To the aro community: in order to make people see that we’re in fact oppressed, I think it’s important that we make it clear that arobot is a slur, and something we’re reclaiming. No one else, (save robotkin) should be allowed to use this term to hurt us. We’re reclaiming it, and people who use it are actively participating in the oppression that keeps us marginalized. They are arophobic.
Basically: Here’s a slur that applies to us, and that people have been throwing around and claiming isn’t a slur, and here’s us reclaiming it and making it clear that anyone who calls us this, who isn’t aro, is in fact an oppressor and has to check their alloromantic privilege.
At 11 o’clock at night, you moved across the train car to sit far too close to two girls about half your age so you could interrupt our conversation to tell us how pretty we are. We said thank you, have a good night, and went back to our conversation.
You interrupted us a second time to say that you didn’t want to bother us, but we needed to hear it, how pretty we are. We said cool, thanks, have a good night, and went back to our conversation.
You interrupted us a third time to say you wouldn’t say anything else, you didn’t want to bother us, you just had to let us know. We said have a good night, and went back to our conversation.
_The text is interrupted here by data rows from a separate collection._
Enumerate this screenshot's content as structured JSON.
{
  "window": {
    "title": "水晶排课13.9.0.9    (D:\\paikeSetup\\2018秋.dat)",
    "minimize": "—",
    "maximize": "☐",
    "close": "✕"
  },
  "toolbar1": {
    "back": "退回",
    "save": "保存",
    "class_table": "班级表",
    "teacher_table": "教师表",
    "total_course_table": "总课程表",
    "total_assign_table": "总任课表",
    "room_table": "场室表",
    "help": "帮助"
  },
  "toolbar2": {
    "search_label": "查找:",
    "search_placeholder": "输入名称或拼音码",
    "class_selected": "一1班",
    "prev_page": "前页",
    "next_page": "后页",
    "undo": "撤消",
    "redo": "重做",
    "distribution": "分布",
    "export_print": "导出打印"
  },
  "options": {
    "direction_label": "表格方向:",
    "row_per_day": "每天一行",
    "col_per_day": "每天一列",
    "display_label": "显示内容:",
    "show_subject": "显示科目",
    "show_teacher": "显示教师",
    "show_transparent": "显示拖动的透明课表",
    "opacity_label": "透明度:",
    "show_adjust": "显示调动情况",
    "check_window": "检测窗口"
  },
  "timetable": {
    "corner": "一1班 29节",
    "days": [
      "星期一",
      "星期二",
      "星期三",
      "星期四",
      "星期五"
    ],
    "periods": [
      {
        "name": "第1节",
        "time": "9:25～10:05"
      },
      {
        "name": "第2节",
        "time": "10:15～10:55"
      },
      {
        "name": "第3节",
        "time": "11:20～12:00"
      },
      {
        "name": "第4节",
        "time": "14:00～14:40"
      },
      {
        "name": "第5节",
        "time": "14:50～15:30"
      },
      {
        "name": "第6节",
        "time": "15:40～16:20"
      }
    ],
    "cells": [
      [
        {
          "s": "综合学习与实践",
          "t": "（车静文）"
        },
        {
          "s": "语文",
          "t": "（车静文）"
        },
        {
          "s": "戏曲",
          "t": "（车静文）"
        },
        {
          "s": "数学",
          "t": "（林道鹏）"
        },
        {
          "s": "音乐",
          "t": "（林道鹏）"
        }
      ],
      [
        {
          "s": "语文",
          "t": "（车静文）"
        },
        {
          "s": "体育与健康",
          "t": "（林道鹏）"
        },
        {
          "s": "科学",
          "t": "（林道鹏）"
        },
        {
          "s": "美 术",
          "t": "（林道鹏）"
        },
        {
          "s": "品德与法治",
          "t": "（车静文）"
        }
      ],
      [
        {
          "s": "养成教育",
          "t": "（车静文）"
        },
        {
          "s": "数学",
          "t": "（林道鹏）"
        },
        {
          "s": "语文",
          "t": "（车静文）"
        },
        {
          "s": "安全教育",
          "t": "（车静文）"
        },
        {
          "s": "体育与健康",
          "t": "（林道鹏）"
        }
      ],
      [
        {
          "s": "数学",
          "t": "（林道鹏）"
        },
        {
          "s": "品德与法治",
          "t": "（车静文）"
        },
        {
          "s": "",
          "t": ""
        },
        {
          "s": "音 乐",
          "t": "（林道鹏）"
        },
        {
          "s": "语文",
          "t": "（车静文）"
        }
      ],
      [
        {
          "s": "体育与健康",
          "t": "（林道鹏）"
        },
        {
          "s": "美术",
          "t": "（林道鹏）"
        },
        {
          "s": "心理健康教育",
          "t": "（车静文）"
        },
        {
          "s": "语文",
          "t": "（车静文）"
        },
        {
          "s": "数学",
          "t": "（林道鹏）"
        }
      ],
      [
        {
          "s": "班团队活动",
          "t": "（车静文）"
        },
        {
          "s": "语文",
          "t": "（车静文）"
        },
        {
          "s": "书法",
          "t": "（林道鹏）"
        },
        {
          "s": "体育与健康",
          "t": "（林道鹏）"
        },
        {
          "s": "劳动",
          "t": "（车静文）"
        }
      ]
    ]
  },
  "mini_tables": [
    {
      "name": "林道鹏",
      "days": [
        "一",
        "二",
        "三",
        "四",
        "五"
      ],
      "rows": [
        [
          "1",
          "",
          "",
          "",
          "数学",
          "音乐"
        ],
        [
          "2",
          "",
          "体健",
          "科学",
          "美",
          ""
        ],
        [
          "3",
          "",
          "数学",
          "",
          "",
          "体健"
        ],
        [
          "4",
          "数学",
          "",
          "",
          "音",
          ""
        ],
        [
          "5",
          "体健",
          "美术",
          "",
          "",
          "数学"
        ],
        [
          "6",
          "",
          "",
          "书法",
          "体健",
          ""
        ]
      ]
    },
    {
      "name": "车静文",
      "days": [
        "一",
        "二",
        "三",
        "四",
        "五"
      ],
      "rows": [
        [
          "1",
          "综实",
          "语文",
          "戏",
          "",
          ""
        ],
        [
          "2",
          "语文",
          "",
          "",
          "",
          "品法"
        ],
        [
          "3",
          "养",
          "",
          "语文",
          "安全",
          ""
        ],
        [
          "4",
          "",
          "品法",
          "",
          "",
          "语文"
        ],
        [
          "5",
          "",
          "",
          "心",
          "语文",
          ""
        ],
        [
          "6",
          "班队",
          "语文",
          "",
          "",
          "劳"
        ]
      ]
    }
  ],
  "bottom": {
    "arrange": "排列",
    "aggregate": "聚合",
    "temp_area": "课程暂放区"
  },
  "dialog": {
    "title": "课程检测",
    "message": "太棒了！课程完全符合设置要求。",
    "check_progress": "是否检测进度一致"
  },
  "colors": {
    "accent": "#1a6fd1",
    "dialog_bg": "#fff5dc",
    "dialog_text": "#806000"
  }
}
This seemed to perplex you. You came all that way across a train car to bestow upon us this life altering knowledge - the fact we were pretty - and all you got was a polite thank you? You grumbled about gratitude, about how you better not end up on facebook, were we putting you on facebook? Why was my friend looking at her phone? Was she putting you on facebook? All you’d done was tell us we were pretty.
At this point, my friend says, “Sir, we’re trying to have a conversation. Please don’t be disrespectful.”
This was when you got angry. Disrespectful? YOU? For taking the time out of your day to tell us we were pretty? Did we know we were pretty?
“Yes, we knew,” says my friend.
Well, that was the last straw. How dare we know we were pretty! Sure, you were allowed to tell us we were pretty, but we weren’t allowed to think it independently, without your permission! And if we had somehow already known - perhaps some other strange man had informed us earlier in the day - we certainly weren’t allowed to SAY it! Where did we get off, having confidence in ourselves? You wanted us to know we were pretty, sure, but only as a reward for good behavior. We were pretty when you gifted it upon us with your words, and not a moment before! You raged for a minute about how horrible we were for saying we thought we were pretty, how awful we turned out to be.
I took a page out of your book and interrupted you. “Sir, you said you wouldn’t say anything else, and then you kept talking,” I said. “You complimented us, we said thank you, and we don’t owe you anything else. It’s late, you’re a stranger, and I don’t want to talk to you. We’ve tried to disengage multiple times but you keep bothering us.”
At this point, our train pulled into the next stop. My friend suggested we leave, so we got up and went to the door.
Seeing your last chance, you lashed out with the killing blow. “I was wrong!” you shouted at us as we left, “You’re ugly! You’re both REALLY UGLY!”
Fortunately, since our worth as human beings is in no way dependent upon how physically attractive you find us, my friend and I were unharmed and continued on with our night. She walked home; I switched to the next train car and sat down.
So, strange man, I know you’re confused. I don’t know if you’ll think about anything I said to you, but I hope you do learn this: when you give someone something - a gift, a compliment, whatever - with stringent stipulations about how they respond to it, you are not giving anything. You are setting a trap. It is not as nice as you think it is.
But you’ll be happy to know that when I sat down in the next car, a strange man several seats over called, “Hey, pretty girl. Nice guitar. How was your concert?”
“Thanks. Good,” I said, then looked away and put on my headphones, the universal sign for ‘I’d like to be left alone.’